SUPPLIED RECORDS =>
####################

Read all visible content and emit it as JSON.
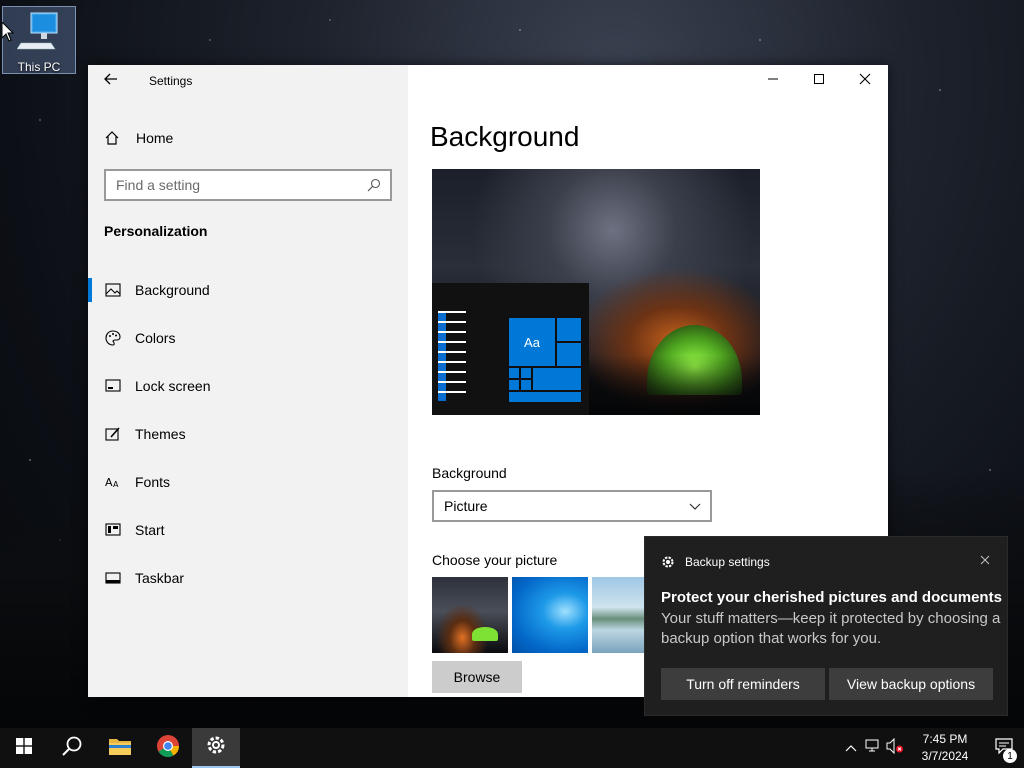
{
  "desktop": {
    "icon_label": "This PC"
  },
  "window": {
    "title": "Settings",
    "page_title": "Background"
  },
  "sidebar": {
    "home_label": "Home",
    "search_placeholder": "Find a setting",
    "section_title": "Personalization",
    "items": [
      {
        "label": "Background",
        "icon": "picture-icon",
        "active": true
      },
      {
        "label": "Colors",
        "icon": "palette-icon",
        "active": false
      },
      {
        "label": "Lock screen",
        "icon": "lock-screen-icon",
        "active": false
      },
      {
        "label": "Themes",
        "icon": "themes-icon",
        "active": false
      },
      {
        "label": "Fonts",
        "icon": "fonts-icon",
        "active": false
      },
      {
        "label": "Start",
        "icon": "start-icon",
        "active": false
      },
      {
        "label": "Taskbar",
        "icon": "taskbar-icon",
        "active": false
      }
    ]
  },
  "content": {
    "preview_tile_text": "Aa",
    "background_label": "Background",
    "background_value": "Picture",
    "choose_picture_label": "Choose your picture",
    "browse_label": "Browse"
  },
  "toast": {
    "app_name": "Backup settings",
    "title": "Protect your cherished pictures and documents",
    "body": "Your stuff matters—keep it protected by choosing a backup option that works for you.",
    "button_1": "Turn off reminders",
    "button_2": "View backup options"
  },
  "taskbar": {
    "time": "7:45 PM",
    "date": "3/7/2024",
    "notification_count": "1"
  },
  "colors": {
    "accent": "#0078d7",
    "toast_bg": "#1f1f1f",
    "taskbar_bg": "#101010"
  }
}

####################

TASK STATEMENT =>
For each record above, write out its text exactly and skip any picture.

TASK SOLUTION =>
Read all visible content and emit it as JSON.
{
  "desktop": {
    "icon_label": "This PC"
  },
  "window": {
    "title": "Settings",
    "page_title": "Background"
  },
  "sidebar": {
    "home_label": "Home",
    "search_placeholder": "Find a setting",
    "section_title": "Personalization",
    "items": [
      {
        "label": "Background",
        "icon": "picture-icon",
        "active": true
      },
      {
        "label": "Colors",
        "icon": "palette-icon",
        "active": false
      },
      {
        "label": "Lock screen",
        "icon": "lock-screen-icon",
        "active": false
      },
      {
        "label": "Themes",
        "icon": "themes-icon",
        "active": false
      },
      {
        "label": "Fonts",
        "icon": "fonts-icon",
        "active": false
      },
      {
        "label": "Start",
        "icon": "start-icon",
        "active": false
      },
      {
        "label": "Taskbar",
        "icon": "taskbar-icon",
        "active": false
      }
    ]
  },
  "content": {
    "preview_tile_text": "Aa",
    "background_label": "Background",
    "background_value": "Picture",
    "choose_picture_label": "Choose your picture",
    "browse_label": "Browse"
  },
  "toast": {
    "app_name": "Backup settings",
    "title": "Protect your cherished pictures and documents",
    "body": "Your stuff matters—keep it protected by choosing a backup option that works for you.",
    "button_1": "Turn off reminders",
    "button_2": "View backup options"
  },
  "taskbar": {
    "time": "7:45 PM",
    "date": "3/7/2024",
    "notification_count": "1"
  },
  "colors": {
    "accent": "#0078d7",
    "toast_bg": "#1f1f1f",
    "taskbar_bg": "#101010"
  }
}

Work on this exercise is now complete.